Gophers’ novice group to row in San Diego Crew Classic

Novice rowers enter college with little to no experience, but they have a chance to make a varsity sport.

Katherine Windsor, 3rd from front, rows during practice with the varsity team Wednesday afternoon on the Mississippi River.  Windsor rowed for the novice team during 2010-11 season.

Satchell Mische-Richter

Katherine Windsor, 3rd from front, rows during practice with the varsity team Wednesday afternoon on the Mississippi River. Windsor rowed for the novice team during 2010-11 season.

Dane Mizutani

Upon arriving on campus as college freshmen, many incoming athletes who didn’t make it to the next level in their respective sports struggle to temper their competitive edge. 

That’s where novice rowing can serve as an outlet for some.

Minnesota’s novice rowing team gives students a chance to compete for a position on the varsity squad the following year.

To attain a spot on the novice rowing team, all freshman athletes have to do is try out — and a majority of the time no experience is needed.

“Usually in the beginning of the fall, we have about 70 or 80 [students] who try out,” assistant coach Andy Foltz said, “and our goal is to have … [three groups of eight] competing in the spring.”

Foltz, the primary novice coach, said the opening weeks of the school year are reserved for teaching the basics of rowing.

“We teach them from scratch a lot of the time,” Foltz said, “and that’s what novice rowing is: It’s beginners getting to compete against other beginners.”

Although actual experience is not required, athletic aptitude is pivotal in the growth of a rower.

Many students who try out at the beginning of the school year have played other sports prior to their time with the Gophers.

Silvia Coleman, a freshman from Omaha, Neb., said she had watched rowing as an Olympic sport but never really considered competing in it until she arrived on campus.

“I was a swimmer for 12 years, so I’ve been used to demanding competitive sports,” she said. “I needed something to fill the void.”

Coleman said she received an email about rowing when she got to campus and decided to try it out.

She said since that time, she has learned a lot about a sport she never thought she would compete in.

“It doesn’t really matter if one person is doing well, because you are only as fast as your slowest link,” Coleman said.

While there are many cases similar to Coleman’s in which an athlete has no prior experience, freshman Shannon Boardway is an exception.

Boardway, a Madison, Wis., native, entered with a little more than four years of rowing experience but said she did not plan to row with Minnesota.

Then current teammate Eleanor Ludkey, who also rowed with her on a club team in Madison, convinced her to try out.

“She said, ‘Why not give it a chance?’”Boardway said. “I love rowing a lot, and it’s been a part of my life for so long.
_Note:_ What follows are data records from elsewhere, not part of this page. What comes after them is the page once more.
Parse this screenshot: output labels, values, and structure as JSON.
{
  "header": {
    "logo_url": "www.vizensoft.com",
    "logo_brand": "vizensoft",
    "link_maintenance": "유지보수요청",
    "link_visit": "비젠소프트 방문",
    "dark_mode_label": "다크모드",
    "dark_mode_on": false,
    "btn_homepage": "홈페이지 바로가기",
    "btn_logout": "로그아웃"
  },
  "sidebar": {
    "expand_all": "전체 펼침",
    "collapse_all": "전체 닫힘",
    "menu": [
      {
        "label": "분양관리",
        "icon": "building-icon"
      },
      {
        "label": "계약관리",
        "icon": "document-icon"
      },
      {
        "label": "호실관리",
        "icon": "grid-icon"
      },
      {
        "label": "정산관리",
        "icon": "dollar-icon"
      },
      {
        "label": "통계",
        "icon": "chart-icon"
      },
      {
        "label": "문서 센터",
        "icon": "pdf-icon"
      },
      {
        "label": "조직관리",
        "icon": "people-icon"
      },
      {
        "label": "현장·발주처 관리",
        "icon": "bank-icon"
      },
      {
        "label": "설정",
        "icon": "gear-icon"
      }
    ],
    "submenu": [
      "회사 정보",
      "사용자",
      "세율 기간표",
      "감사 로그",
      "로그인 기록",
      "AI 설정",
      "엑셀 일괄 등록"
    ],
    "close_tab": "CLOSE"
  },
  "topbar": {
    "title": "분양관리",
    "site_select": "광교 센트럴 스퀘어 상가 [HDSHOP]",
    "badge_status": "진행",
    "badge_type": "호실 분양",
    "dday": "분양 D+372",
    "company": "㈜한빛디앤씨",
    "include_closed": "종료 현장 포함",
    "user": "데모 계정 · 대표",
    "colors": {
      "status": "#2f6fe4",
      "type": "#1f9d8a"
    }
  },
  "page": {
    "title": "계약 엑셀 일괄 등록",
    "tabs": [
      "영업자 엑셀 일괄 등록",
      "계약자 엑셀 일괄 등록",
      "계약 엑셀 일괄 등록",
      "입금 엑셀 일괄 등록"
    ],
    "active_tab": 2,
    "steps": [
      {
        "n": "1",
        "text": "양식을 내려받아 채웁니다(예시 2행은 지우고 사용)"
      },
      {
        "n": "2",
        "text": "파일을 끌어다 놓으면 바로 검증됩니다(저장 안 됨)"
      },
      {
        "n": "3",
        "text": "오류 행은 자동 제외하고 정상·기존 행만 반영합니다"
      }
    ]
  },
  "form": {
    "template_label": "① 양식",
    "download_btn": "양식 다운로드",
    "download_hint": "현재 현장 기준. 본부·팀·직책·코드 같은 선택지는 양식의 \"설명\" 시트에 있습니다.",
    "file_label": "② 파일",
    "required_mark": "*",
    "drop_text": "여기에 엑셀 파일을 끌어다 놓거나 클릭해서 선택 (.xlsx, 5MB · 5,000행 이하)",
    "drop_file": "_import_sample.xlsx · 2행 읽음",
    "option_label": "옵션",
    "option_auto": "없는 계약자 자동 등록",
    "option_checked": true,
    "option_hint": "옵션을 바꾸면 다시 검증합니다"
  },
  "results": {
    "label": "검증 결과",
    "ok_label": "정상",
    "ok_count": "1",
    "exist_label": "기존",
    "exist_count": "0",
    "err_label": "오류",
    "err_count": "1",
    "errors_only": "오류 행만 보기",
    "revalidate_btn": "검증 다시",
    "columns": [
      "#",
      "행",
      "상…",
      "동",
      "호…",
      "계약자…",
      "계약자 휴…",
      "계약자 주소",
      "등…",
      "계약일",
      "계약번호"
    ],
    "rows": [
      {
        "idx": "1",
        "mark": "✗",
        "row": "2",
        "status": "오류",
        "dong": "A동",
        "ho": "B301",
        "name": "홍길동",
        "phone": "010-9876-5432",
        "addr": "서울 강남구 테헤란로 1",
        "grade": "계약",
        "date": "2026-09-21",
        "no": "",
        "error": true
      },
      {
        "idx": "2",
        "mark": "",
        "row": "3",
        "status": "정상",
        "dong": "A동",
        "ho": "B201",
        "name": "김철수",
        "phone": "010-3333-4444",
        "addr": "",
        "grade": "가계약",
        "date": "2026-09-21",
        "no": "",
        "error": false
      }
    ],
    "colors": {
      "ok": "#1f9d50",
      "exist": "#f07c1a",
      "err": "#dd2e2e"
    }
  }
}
I couldn’t imagine a life without it.”

Despite the work they put in this season, only a select group from the novice squad will earn a spot on the varsity team next year.

Katherine Windsor, a current competitor on the second varsity eight, rowed as a member of the novice team last year and has transitioned well to the varsity level, head coach Wendy Davis said. Davis added that Windsor filled in nicely on the first varsity eight last weekend against Iowa.
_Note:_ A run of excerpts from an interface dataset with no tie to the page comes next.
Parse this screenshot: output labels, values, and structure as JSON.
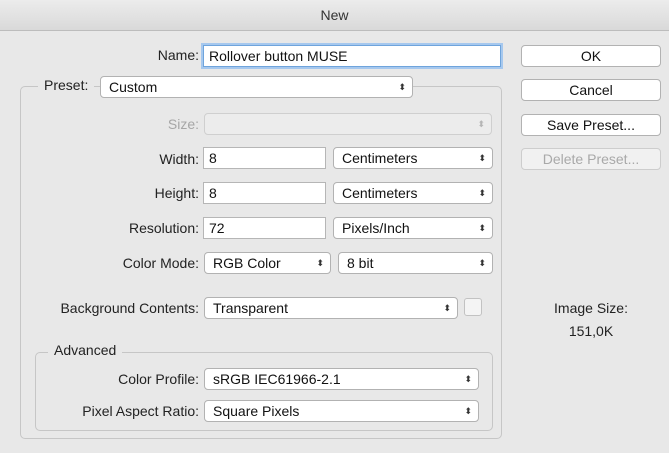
{
  "window": {
    "title": "New"
  },
  "fields": {
    "name_label": "Name:",
    "name_value": "Rollover button MUSE",
    "preset_label": "Preset:",
    "preset_value": "Custom",
    "size_label": "Size:",
    "size_value": "",
    "width_label": "Width:",
    "width_value": "8",
    "width_unit": "Centimeters",
    "height_label": "Height:",
    "height_value": "8",
    "height_unit": "Centimeters",
    "resolution_label": "Resolution:",
    "resolution_value": "72",
    "resolution_unit": "Pixels/Inch",
    "color_mode_label": "Color Mode:",
    "color_mode_value": "RGB Color",
    "bit_depth_value": "8 bit",
    "background_label": "Background Contents:",
    "background_value": "Transparent"
  },
  "advanced": {
    "title": "Advanced",
    "color_profile_label": "Color Profile:",
    "color_profile_value": "sRGB IEC61966-2.1",
    "pixel_aspect_label": "Pixel Aspect Ratio:",
    "pixel_aspect_value": "Square Pixels"
  },
  "buttons": {
    "ok": "OK",
    "cancel": "Cancel",
    "save_preset": "Save Preset...",
    "delete_preset": "Delete Preset..."
  },
  "image_size": {
    "label": "Image Size:",
    "value": "151,0K"
  },
  "icons": {
    "dropdown": "up-down-chevron-icon"
  },
  "colors": {
    "focus_ring": "#a6c8ee",
    "window_bg": "#e8e8e8"
  }
}
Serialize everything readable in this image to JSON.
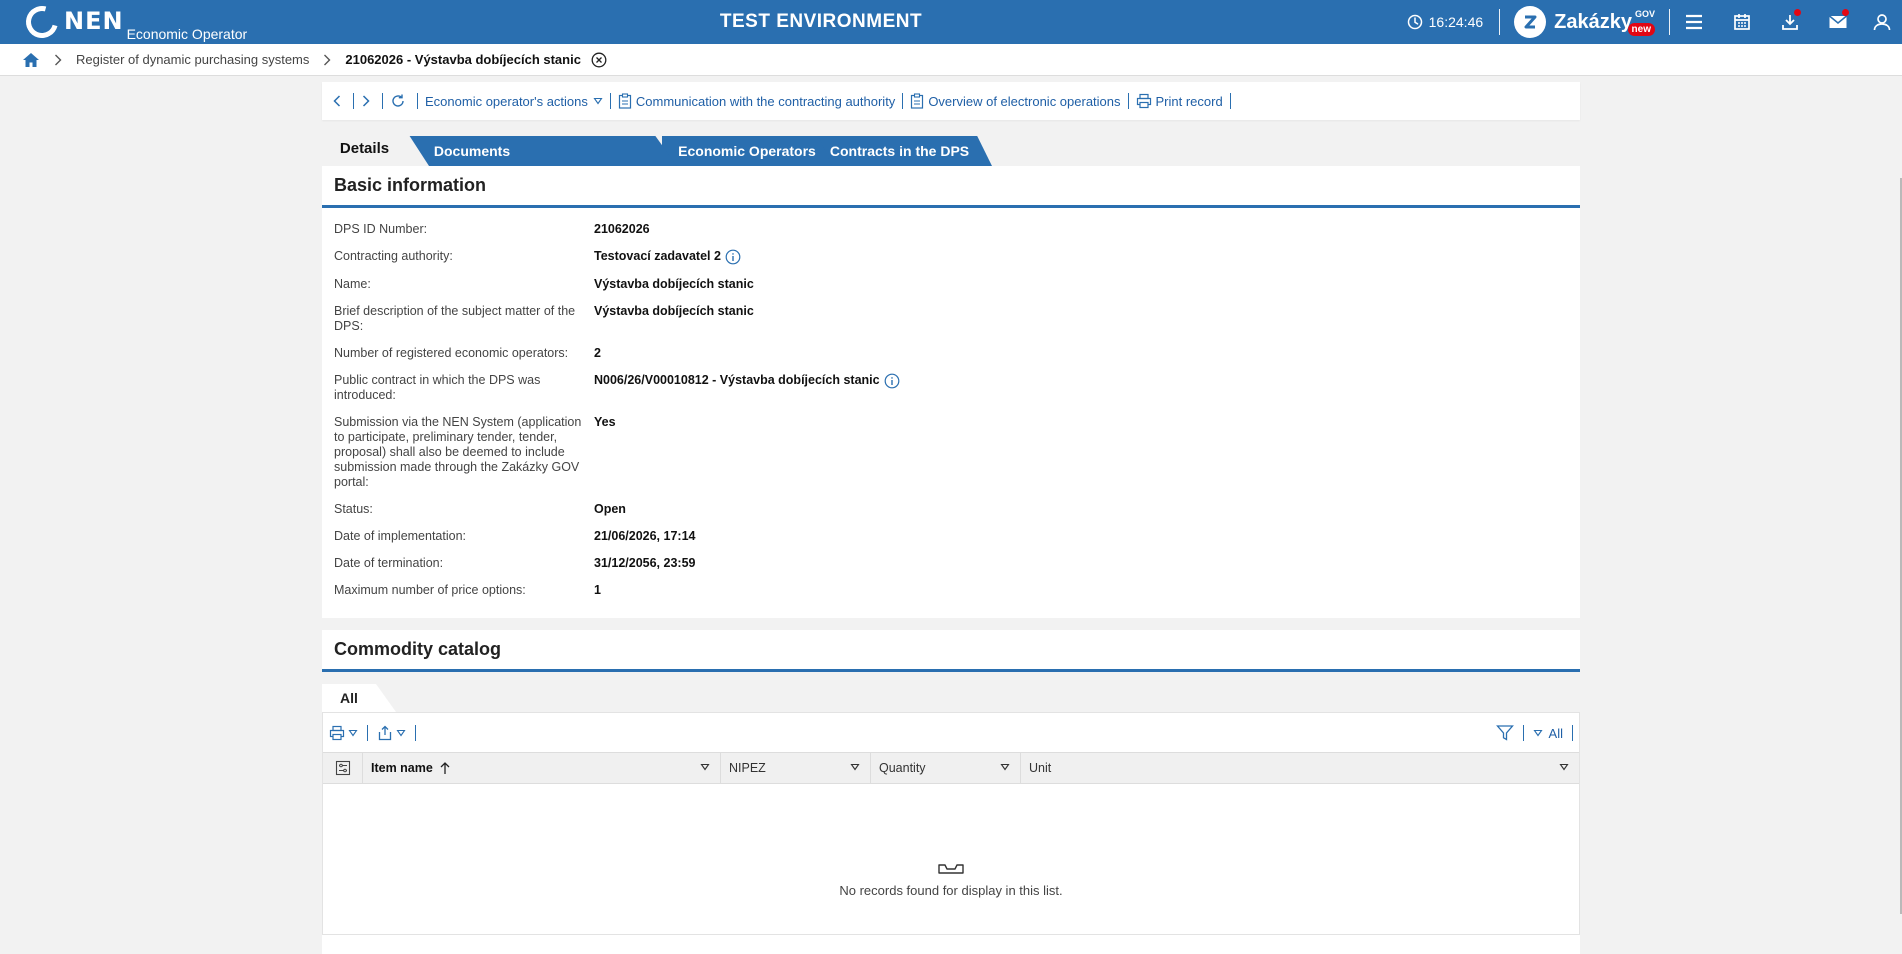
{
  "topbar": {
    "logo_text": "NEN",
    "logo_sub": "Economic Operator",
    "env_title": "TEST ENVIRONMENT",
    "time": "16:24:46",
    "zakazky_label": "Zakázky",
    "zakazky_gov": "GOV",
    "zakazky_new": "new",
    "icons": [
      "menu-icon",
      "calendar-icon",
      "download-icon",
      "mail-icon",
      "user-icon"
    ],
    "brand_color": "#2a6fb0"
  },
  "breadcrumb": {
    "items": [
      "Register of dynamic purchasing systems",
      "21062026 - Výstavba dobíjecích stanic"
    ]
  },
  "toolbar": {
    "actions_label": "Economic operator's actions",
    "communication_label": "Communication with the contracting authority",
    "overview_label": "Overview of electronic operations",
    "print_label": "Print record"
  },
  "tabs": [
    "Details",
    "Documents",
    "Economic Operators",
    "Contracts in the DPS"
  ],
  "basic_info": {
    "title": "Basic information",
    "rows": [
      {
        "label": "DPS ID Number:",
        "value": "21062026"
      },
      {
        "label": "Contracting authority:",
        "value": "Testovací zadavatel 2"
      },
      {
        "label": "Name:",
        "value": "Výstavba dobíjecích stanic"
      },
      {
        "label": "Brief description of the subject matter of the DPS:",
        "value": "Výstavba dobíjecích stanic"
      },
      {
        "label": "Number of registered economic operators:",
        "value": "2"
      },
      {
        "label": "Public contract in which the DPS was introduced:",
        "value": "N006/26/V00010812 - Výstavba dobíjecích stanic"
      },
      {
        "label": "Submission via the NEN System (application to participate, preliminary tender, tender, proposal) shall also be deemed to include submission made through the Zakázky GOV portal:",
        "value": "Yes"
      },
      {
        "label": "Status:",
        "value": "Open"
      },
      {
        "label": "Date of implementation:",
        "value": "21/06/2026, 17:14"
      },
      {
        "label": "Date of termination:",
        "value": "31/12/2056, 23:59"
      },
      {
        "label": "Maximum number of price options:",
        "value": "1"
      }
    ]
  },
  "commodity": {
    "title": "Commodity catalog",
    "subtab": "All",
    "filter_all": "All",
    "columns": [
      "Item name",
      "NIPEZ",
      "Quantity",
      "Unit"
    ],
    "empty_text": "No records found for display in this list."
  }
}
Foltz said he is excited to see where his current novice team can go because of the athletic ability the rowers have.

“This group came in with a lot of athletic experience, and they are just athletes,” Foltz said. “We have a lot of athletes … then we teach them how to be rowers.”

San Diego Crew Classic
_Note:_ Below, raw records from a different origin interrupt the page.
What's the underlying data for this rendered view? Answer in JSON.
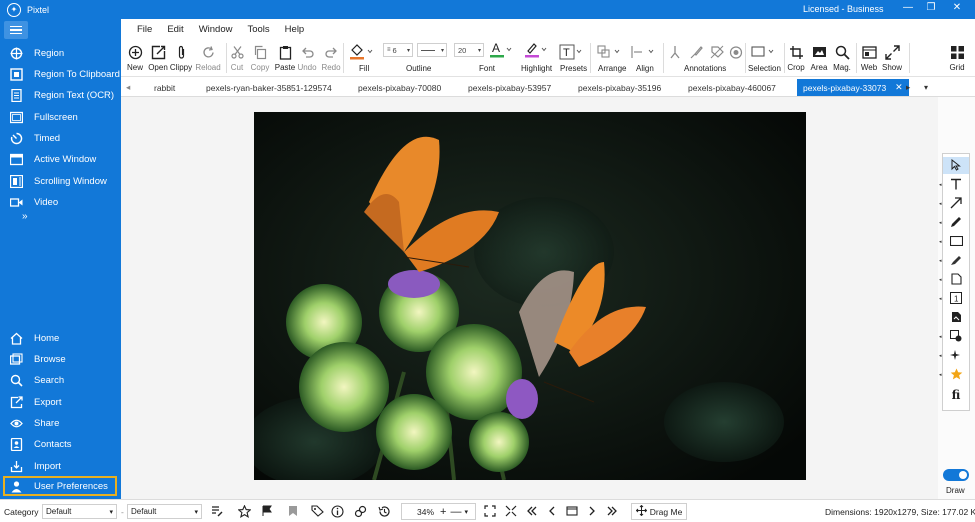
{
  "app": {
    "title": "Pixtel",
    "license": "Licensed - Business"
  },
  "window_controls": [
    "minimize",
    "restore",
    "close"
  ],
  "sidebar": {
    "capture_items": [
      {
        "label": "Region",
        "icon": "crosshair-icon"
      },
      {
        "label": "Region To Clipboard",
        "icon": "clipboard-capture-icon"
      },
      {
        "label": "Region Text (OCR)",
        "icon": "ocr-text-icon"
      },
      {
        "label": "Fullscreen",
        "icon": "fullscreen-icon"
      },
      {
        "label": "Timed",
        "icon": "timer-icon"
      },
      {
        "label": "Active Window",
        "icon": "window-icon"
      },
      {
        "label": "Scrolling Window",
        "icon": "scroll-window-icon"
      },
      {
        "label": "Video",
        "icon": "video-icon"
      }
    ],
    "more": "»",
    "bottom_items": [
      {
        "label": "Home",
        "icon": "home-icon"
      },
      {
        "label": "Browse",
        "icon": "browse-icon"
      },
      {
        "label": "Search",
        "icon": "search-icon"
      },
      {
        "label": "Export",
        "icon": "export-icon"
      },
      {
        "label": "Share",
        "icon": "share-icon"
      },
      {
        "label": "Contacts",
        "icon": "contacts-icon"
      },
      {
        "label": "Import",
        "icon": "import-icon"
      },
      {
        "label": "User Preferences",
        "icon": "user-icon"
      }
    ]
  },
  "menu": [
    "File",
    "Edit",
    "Window",
    "Tools",
    "Help"
  ],
  "toolbar": {
    "new": "New",
    "open": "Open",
    "clippy": "Clippy",
    "reload": "Reload",
    "cut": "Cut",
    "copy": "Copy",
    "paste": "Paste",
    "undo": "Undo",
    "redo": "Redo",
    "fill": "Fill",
    "outline_width": "6",
    "outline": "Outline",
    "font_size": "20",
    "font": "Font",
    "highlight": "Highlight",
    "presets": "Presets",
    "arrange": "Arrange",
    "align": "Align",
    "annotations": "Annotations",
    "selection": "Selection",
    "crop": "Crop",
    "area": "Area",
    "mag": "Mag.",
    "web": "Web",
    "show": "Show",
    "grid": "Grid"
  },
  "tabs": [
    "rabbit",
    "pexels-ryan-baker-35851-129574",
    "pexels-pixabay-70080",
    "pexels-pixabay-53957",
    "pexels-pixabay-35196",
    "pexels-pixabay-460067",
    "pexels-pixabay-33073"
  ],
  "active_tab": "pexels-pixabay-33073",
  "right_tools": [
    "pointer-icon",
    "text-tool-icon",
    "arrow-tool-icon",
    "pen-tool-icon",
    "rectangle-tool-icon",
    "highlighter-tool-icon",
    "note-tool-icon",
    "step-number-icon",
    "stamp-icon",
    "blur-icon",
    "magic-icon",
    "star-icon",
    "special-char-icon"
  ],
  "draw_toggle_label": "Draw",
  "statusbar": {
    "category_label": "Category",
    "category_value": "Default",
    "second_value": "Default",
    "zoom": "34%",
    "drag_me": "Drag Me",
    "dimensions": "Dimensions: 1920x1279, Size: 177.02 KB"
  },
  "colors": {
    "accent": "#1278d8",
    "fill_swatch": "#e8762a",
    "font_swatch": "#2da84a",
    "highlight_swatch": "#c44ad6",
    "star": "#f2a516"
  }
}
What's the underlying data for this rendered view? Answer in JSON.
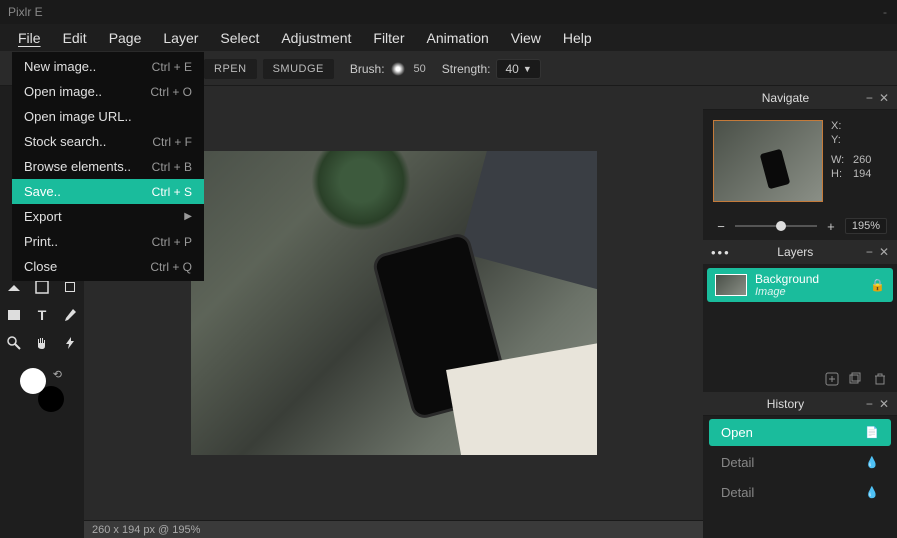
{
  "app": {
    "title": "Pixlr E"
  },
  "menubar": [
    "File",
    "Edit",
    "Page",
    "Layer",
    "Select",
    "Adjustment",
    "Filter",
    "Animation",
    "View",
    "Help"
  ],
  "file_menu": [
    {
      "label": "New image..",
      "shortcut": "Ctrl + E"
    },
    {
      "label": "Open image..",
      "shortcut": "Ctrl + O"
    },
    {
      "label": "Open image URL..",
      "shortcut": ""
    },
    {
      "label": "Stock search..",
      "shortcut": "Ctrl + F"
    },
    {
      "label": "Browse elements..",
      "shortcut": "Ctrl + B"
    },
    {
      "label": "Save..",
      "shortcut": "Ctrl + S",
      "highlight": true
    },
    {
      "label": "Export",
      "shortcut": "",
      "submenu": true
    },
    {
      "label": "Print..",
      "shortcut": "Ctrl + P"
    },
    {
      "label": "Close",
      "shortcut": "Ctrl + Q"
    }
  ],
  "toolbar": {
    "modes": [
      "RPEN",
      "SMUDGE"
    ],
    "brush_label": "Brush:",
    "brush_size": "50",
    "strength_label": "Strength:",
    "strength_value": "40"
  },
  "navigate": {
    "title": "Navigate",
    "x_label": "X:",
    "y_label": "Y:",
    "w_label": "W:",
    "h_label": "H:",
    "w_value": "260",
    "h_value": "194",
    "zoom": "195%"
  },
  "layers": {
    "title": "Layers",
    "items": [
      {
        "name": "Background",
        "type": "Image"
      }
    ]
  },
  "history": {
    "title": "History",
    "items": [
      {
        "label": "Open",
        "active": true
      },
      {
        "label": "Detail"
      },
      {
        "label": "Detail"
      }
    ]
  },
  "status": {
    "text": "260 x 194 px @ 195%"
  }
}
Minnesota will send its novice rowers to San Diego to compete in the San Diego Crew Classic on Saturday and Sunday.

It will serve as an opportunity for the team to face a variety of competition early in the season.

“We’re definitely excited to get [to San Diego],” Coleman said. “It’s going to be some really good racing.”